*** Opening of Records for processing ***
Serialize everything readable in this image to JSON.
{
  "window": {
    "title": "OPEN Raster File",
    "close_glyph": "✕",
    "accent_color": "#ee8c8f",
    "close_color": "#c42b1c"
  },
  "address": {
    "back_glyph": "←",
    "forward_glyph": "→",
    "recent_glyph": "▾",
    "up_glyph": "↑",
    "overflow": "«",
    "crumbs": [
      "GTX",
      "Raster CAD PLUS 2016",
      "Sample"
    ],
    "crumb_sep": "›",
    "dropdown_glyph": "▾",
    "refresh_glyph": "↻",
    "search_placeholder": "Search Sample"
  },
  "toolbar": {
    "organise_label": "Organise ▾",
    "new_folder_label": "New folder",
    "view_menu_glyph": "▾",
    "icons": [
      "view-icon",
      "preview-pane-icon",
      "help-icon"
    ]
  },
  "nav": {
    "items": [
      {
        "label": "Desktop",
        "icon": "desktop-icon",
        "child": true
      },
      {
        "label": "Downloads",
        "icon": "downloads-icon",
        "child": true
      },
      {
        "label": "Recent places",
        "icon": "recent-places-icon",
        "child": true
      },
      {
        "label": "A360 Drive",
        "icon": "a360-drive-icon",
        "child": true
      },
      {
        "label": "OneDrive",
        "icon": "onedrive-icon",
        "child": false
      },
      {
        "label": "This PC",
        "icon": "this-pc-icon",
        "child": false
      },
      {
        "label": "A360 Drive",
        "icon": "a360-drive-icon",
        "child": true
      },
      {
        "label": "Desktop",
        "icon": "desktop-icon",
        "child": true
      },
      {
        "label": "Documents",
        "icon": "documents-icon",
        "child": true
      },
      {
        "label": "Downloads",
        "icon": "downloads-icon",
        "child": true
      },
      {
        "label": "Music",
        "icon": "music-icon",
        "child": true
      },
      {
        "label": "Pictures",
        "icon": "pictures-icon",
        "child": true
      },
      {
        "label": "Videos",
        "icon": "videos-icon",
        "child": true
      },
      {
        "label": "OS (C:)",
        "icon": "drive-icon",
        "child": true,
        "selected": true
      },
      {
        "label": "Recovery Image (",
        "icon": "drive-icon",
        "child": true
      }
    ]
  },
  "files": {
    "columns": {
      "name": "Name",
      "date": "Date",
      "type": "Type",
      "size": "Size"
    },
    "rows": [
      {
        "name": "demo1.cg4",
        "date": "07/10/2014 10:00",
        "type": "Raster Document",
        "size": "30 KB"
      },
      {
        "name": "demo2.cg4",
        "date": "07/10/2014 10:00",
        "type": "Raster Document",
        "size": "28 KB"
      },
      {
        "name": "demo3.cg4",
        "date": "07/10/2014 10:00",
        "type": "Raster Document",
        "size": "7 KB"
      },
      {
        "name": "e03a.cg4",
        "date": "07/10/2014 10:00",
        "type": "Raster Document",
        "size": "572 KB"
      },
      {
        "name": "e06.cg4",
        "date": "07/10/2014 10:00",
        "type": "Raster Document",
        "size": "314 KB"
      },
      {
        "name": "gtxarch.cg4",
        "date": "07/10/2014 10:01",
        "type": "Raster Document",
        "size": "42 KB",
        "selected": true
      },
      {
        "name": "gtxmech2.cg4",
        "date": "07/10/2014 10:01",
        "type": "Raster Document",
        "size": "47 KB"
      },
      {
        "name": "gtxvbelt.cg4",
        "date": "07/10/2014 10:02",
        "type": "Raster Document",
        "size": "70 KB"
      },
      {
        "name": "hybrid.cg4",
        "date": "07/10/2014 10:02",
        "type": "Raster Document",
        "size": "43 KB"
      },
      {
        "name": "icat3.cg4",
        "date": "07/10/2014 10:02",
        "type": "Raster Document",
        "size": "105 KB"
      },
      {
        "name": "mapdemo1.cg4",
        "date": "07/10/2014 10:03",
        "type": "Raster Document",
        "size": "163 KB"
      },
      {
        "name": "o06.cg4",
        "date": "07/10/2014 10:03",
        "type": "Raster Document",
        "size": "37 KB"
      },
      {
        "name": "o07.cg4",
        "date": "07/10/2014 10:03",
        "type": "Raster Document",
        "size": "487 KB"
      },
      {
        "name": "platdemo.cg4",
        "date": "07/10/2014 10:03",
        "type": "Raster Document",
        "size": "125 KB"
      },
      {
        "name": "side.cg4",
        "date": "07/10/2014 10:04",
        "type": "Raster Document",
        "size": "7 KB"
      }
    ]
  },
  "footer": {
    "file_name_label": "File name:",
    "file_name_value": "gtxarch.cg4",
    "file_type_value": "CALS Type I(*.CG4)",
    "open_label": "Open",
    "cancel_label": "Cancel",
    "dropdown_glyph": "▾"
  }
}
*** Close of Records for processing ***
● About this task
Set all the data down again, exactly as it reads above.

● Task response
Serialize everything readable in this image to JSON.
{
  "window": {
    "title": "OPEN Raster File",
    "close_glyph": "✕",
    "accent_color": "#ee8c8f",
    "close_color": "#c42b1c"
  },
  "address": {
    "back_glyph": "←",
    "forward_glyph": "→",
    "recent_glyph": "▾",
    "up_glyph": "↑",
    "overflow": "«",
    "crumbs": [
      "GTX",
      "Raster CAD PLUS 2016",
      "Sample"
    ],
    "crumb_sep": "›",
    "dropdown_glyph": "▾",
    "refresh_glyph": "↻",
    "search_placeholder": "Search Sample"
  },
  "toolbar": {
    "organise_label": "Organise ▾",
    "new_folder_label": "New folder",
    "view_menu_glyph": "▾",
    "icons": [
      "view-icon",
      "preview-pane-icon",
      "help-icon"
    ]
  },
  "nav": {
    "items": [
      {
        "label": "Desktop",
        "icon": "desktop-icon",
        "child": true
      },
      {
        "label": "Downloads",
        "icon": "downloads-icon",
        "child": true
      },
      {
        "label": "Recent places",
        "icon": "recent-places-icon",
        "child": true
      },
      {
        "label": "A360 Drive",
        "icon": "a360-drive-icon",
        "child": true
      },
      {
        "label": "OneDrive",
        "icon": "onedrive-icon",
        "child": false
      },
      {
        "label": "This PC",
        "icon": "this-pc-icon",
        "child": false
      },
      {
        "label": "A360 Drive",
        "icon": "a360-drive-icon",
        "child": true
      },
      {
        "label": "Desktop",
        "icon": "desktop-icon",
        "child": true
      },
      {
        "label": "Documents",
        "icon": "documents-icon",
        "child": true
      },
      {
        "label": "Downloads",
        "icon": "downloads-icon",
        "child": true
      },
      {
        "label": "Music",
        "icon": "music-icon",
        "child": true
      },
      {
        "label": "Pictures",
        "icon": "pictures-icon",
        "child": true
      },
      {
        "label": "Videos",
        "icon": "videos-icon",
        "child": true
      },
      {
        "label": "OS (C:)",
        "icon": "drive-icon",
        "child": true,
        "selected": true
      },
      {
        "label": "Recovery Image (",
        "icon": "drive-icon",
        "child": true
      }
    ]
  },
  "files": {
    "columns": {
      "name": "Name",
      "date": "Date",
      "type": "Type",
      "size": "Size"
    },
    "rows": [
      {
        "name": "demo1.cg4",
        "date": "07/10/2014 10:00",
        "type": "Raster Document",
        "size": "30 KB"
      },
      {
        "name": "demo2.cg4",
        "date": "07/10/2014 10:00",
        "type": "Raster Document",
        "size": "28 KB"
      },
      {
        "name": "demo3.cg4",
        "date": "07/10/2014 10:00",
        "type": "Raster Document",
        "size": "7 KB"
      },
      {
        "name": "e03a.cg4",
        "date": "07/10/2014 10:00",
        "type": "Raster Document",
        "size": "572 KB"
      },
      {
        "name": "e06.cg4",
        "date": "07/10/2014 10:00",
        "type": "Raster Document",
        "size": "314 KB"
      },
      {
        "name": "gtxarch.cg4",
        "date": "07/10/2014 10:01",
        "type": "Raster Document",
        "size": "42 KB",
        "selected": true
      },
      {
        "name": "gtxmech2.cg4",
        "date": "07/10/2014 10:01",
        "type": "Raster Document",
        "size": "47 KB"
      },
      {
        "name": "gtxvbelt.cg4",
        "date": "07/10/2014 10:02",
        "type": "Raster Document",
        "size": "70 KB"
      },
      {
        "name": "hybrid.cg4",
        "date": "07/10/2014 10:02",
        "type": "Raster Document",
        "size": "43 KB"
      },
      {
        "name": "icat3.cg4",
        "date": "07/10/2014 10:02",
        "type": "Raster Document",
        "size": "105 KB"
      },
      {
        "name": "mapdemo1.cg4",
        "date": "07/10/2014 10:03",
        "type": "Raster Document",
        "size": "163 KB"
      },
      {
        "name": "o06.cg4",
        "date": "07/10/2014 10:03",
        "type": "Raster Document",
        "size": "37 KB"
      },
      {
        "name": "o07.cg4",
        "date": "07/10/2014 10:03",
        "type": "Raster Document",
        "size": "487 KB"
      },
      {
        "name": "platdemo.cg4",
        "date": "07/10/2014 10:03",
        "type": "Raster Document",
        "size": "125 KB"
      },
      {
        "name": "side.cg4",
        "date": "07/10/2014 10:04",
        "type": "Raster Document",
        "size": "7 KB"
      }
    ]
  },
  "footer": {
    "file_name_label": "File name:",
    "file_name_value": "gtxarch.cg4",
    "file_type_value": "CALS Type I(*.CG4)",
    "open_label": "Open",
    "cancel_label": "Cancel",
    "dropdown_glyph": "▾"
  }
}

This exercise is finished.